How to sell a guest experience

03 May 2022
The hospitality industry is on a fast track to recovery. The summer seems to be headed towards an all-time high in some destinations while others are slower in their recovery. But, overall, the crisis during the pandemic is over for travel and tourism, and the recovery will speed up even further when governments lift all restrictions.
Everyone talked about "The new normal," but the pandemic has only shaken the hotel industry, and now everything is back to pre-pandemic thinking. Not much has changed. Hotels need to solve the same problems as before the pandemic. New problems, such as finding staff members and managing inflation, make any other changes even more difficult. In addition, hotels are busy taking care of guests to make some money to cover all the losses incurred during the pandemic. There is even less time to take a forward-looking perspective and adapt to changing consumer needs and behaviors to prevent future problems.

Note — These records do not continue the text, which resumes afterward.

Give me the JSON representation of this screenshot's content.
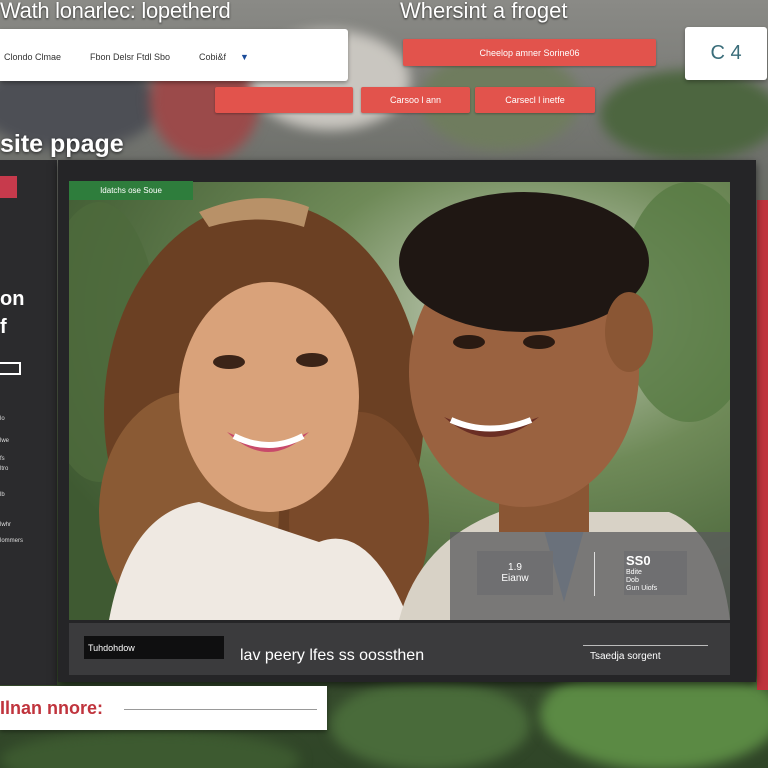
{
  "header": {
    "left_title": "Wath lonarlec: lopetherd",
    "right_title": "Whersint a froget"
  },
  "search": {
    "field1": "Clondo Clmae",
    "field2": "Fbon Delsr Ftdl Sbo",
    "field3": "Cobi&f",
    "dropdown_icon": "chevron-down-icon"
  },
  "buttons": {
    "top_right": "Cheelop amner Sorine06",
    "b2": "Carsoo l ann",
    "b3": "Carsecl l inetfe"
  },
  "counter": {
    "value": "C 4"
  },
  "page": {
    "title": "site ppage"
  },
  "left_panel": {
    "line1": "on",
    "line2": "f",
    "small_items": [
      "lo",
      "lwe",
      "fs",
      "ltro",
      "lb",
      "lwhr",
      "lommers"
    ]
  },
  "photo": {
    "tag": "Idatchs ose Soue"
  },
  "stats": {
    "left_value": "1.9",
    "left_label": "Eianw",
    "right_value": "SS0",
    "right_lines": [
      "Bdite",
      "Dob",
      "Gun"
    ],
    "right_suffix": "Uiofs"
  },
  "bottom": {
    "chip": "Tuhdohdow",
    "caption": "lav peery lfes ss oossthen",
    "link": "Tsaedja sorgent"
  },
  "cta": {
    "label": "Ilnan nnore:"
  },
  "colors": {
    "accent_red": "#e2534c",
    "strip_red": "#c0343d",
    "panel_dark": "#2b2b2d",
    "tag_green": "#2e7d3c"
  }
}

The starting point should be to revisit the guest experience.

Understand changing consumer needs

To create a remarkable guest experience, a hotel needs to understand more than the generic guest needs. Overnight accommodation is necessary since the reason to travel to the destination requires presence for multiple days. Hotels provide generic hotel room that fits anyone. Most hotels do not know or care why the guest is coming to the destination. At least they never ask, and they never store the travel reason in their guest databases. In a high-demand market, all hotels are successful since there are more guests than available hotel rooms. Anyone can succeed with a hotel in high demand. The trick is to be more successful when demand is lower than the competition. The most straightforward strategy is differentiation, in other words, to stand out from the competition in the eyes of one or several distinct target groups.
 
Differentiation means that the difference in the offering should be meaningful to the target group. Meaningless products and services for the target group will not impact revenue but drive costs and decrease revenue. It is easy to identify a meaningless product or service. Just look at the revenue and how the revenue has developed over time. The change in revenue is a clear sign of changing guest behavior, but when the hotel discovers the revenue loss, it is too late, and worst case, the guest has moved to another hotel with a better understanding of guest needs. By researching and following trends, hotels can take action due to changing guest behavior before it is too late.
 
Hotels that do not understand guest needs will have difficulty becoming successful. As a result, these hotels will be the last ones booked or attracting guests with low rates.

Creating a remarkable guest experience

All hotels deliver a guest experience. Most of them have a generic hotel experience. The guests book, check in, stay, pay, and check out as a guest. All guests receive the same standardized experience based on what they have booked at a similar rate. The generic guest experience does not encourage the guest to spend more than necessary.
 
Hotels that want to increase their revenue must focus on a few specific target groups where the hotel has an advantage or a meaningful differentiation compared to the competition. If the hotel can better satisfy the individual guest's needs, the guest will choose to stay at this hotel. Many guests happily pay a premium since the hotel meets their needs better than the competition. These guests are also willing to spend more on other products and services since these also focus on the selected target group's needs. By being meaningfully different, the hotel can capture a higher share of the guest's wallet, increase revenue, and create happier guests. In addition, of course, these guests will write positive reviews and recommend the hotel to a friend or a colleague.

Selling the guest experience

Selling a generic product or service is always about price. The lowest price wins the business. However, products and services with distinctive features meaningful to the buyer will attract buyers without discounting the price.
 
Hotels with generic products and services should hire a revenue manager that can monitor demand, on-the-books, and pick-up and adjust the rate to capture more guests than the competition. This method is called the "heads in beds" approach. As a result, the lack of differentiation means that the hotel revenue will be volatile and depend and demand fluctuations.
 
Hotels with unique products and services meaningful to the target audience should hire a salesperson who can find the right guests who appreciate the uniqueness, willingly pay a premium and spend more on additional products and services. This method is the "high value and maximizing guest spend" approach. As a result, the hotel revenue will be less volatile and continue to attract its targeted guests during general demand fluctuations.